[[ Data records, beginning ]]
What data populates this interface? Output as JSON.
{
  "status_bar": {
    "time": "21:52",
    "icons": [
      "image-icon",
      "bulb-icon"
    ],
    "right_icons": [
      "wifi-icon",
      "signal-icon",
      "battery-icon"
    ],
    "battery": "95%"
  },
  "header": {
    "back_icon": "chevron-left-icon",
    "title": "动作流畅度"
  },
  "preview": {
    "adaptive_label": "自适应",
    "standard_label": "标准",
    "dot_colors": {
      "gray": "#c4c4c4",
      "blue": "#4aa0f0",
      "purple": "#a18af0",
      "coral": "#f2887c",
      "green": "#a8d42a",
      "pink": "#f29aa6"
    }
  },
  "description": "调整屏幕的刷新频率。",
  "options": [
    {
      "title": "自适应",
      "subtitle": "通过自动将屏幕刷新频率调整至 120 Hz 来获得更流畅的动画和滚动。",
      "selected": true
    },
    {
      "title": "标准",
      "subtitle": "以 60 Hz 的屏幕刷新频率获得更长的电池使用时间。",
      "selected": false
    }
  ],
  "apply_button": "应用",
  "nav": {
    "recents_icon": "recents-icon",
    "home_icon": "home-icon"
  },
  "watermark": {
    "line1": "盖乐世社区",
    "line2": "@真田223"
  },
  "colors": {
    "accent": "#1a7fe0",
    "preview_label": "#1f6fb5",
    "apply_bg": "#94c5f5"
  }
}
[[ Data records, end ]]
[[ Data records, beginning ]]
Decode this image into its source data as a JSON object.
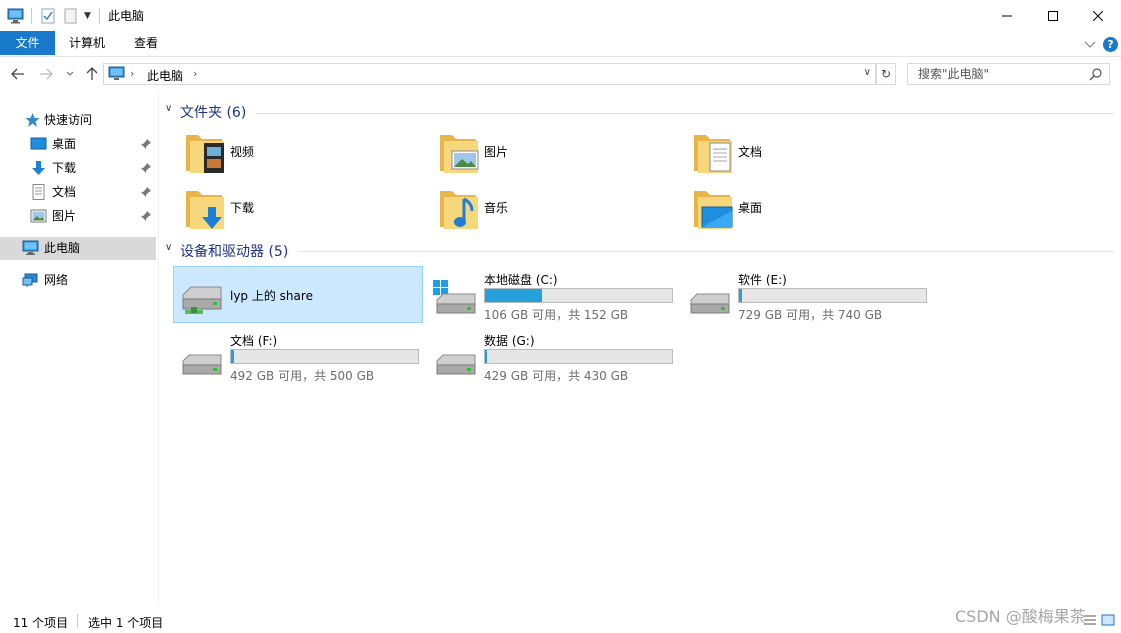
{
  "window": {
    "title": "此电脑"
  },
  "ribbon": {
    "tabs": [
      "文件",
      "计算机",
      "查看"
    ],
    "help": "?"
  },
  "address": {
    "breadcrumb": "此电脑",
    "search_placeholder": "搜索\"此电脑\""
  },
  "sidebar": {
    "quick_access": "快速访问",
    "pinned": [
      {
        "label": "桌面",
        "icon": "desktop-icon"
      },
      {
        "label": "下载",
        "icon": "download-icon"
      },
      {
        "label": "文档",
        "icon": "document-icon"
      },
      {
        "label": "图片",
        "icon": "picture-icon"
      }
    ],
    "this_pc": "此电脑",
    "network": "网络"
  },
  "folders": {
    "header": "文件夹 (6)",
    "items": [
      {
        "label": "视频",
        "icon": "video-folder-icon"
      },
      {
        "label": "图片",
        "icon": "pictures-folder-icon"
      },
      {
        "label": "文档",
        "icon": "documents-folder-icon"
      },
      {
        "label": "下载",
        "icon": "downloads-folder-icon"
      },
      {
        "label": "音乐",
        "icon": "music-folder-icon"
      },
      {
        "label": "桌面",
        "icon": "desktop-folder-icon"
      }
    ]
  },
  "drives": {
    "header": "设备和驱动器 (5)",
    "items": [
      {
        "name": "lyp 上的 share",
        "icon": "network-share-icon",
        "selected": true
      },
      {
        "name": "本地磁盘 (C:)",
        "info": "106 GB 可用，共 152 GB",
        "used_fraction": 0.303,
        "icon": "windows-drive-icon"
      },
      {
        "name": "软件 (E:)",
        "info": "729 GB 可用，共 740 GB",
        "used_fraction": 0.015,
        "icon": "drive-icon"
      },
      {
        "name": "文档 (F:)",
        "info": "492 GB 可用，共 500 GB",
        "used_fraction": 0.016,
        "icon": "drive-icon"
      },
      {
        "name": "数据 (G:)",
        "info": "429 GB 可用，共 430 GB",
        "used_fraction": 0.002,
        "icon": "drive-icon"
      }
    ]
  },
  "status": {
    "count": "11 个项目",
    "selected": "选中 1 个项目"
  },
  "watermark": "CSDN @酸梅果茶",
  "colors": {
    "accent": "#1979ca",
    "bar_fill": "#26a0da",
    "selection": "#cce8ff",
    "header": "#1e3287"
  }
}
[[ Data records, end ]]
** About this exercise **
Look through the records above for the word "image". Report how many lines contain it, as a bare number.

** Answer box **
2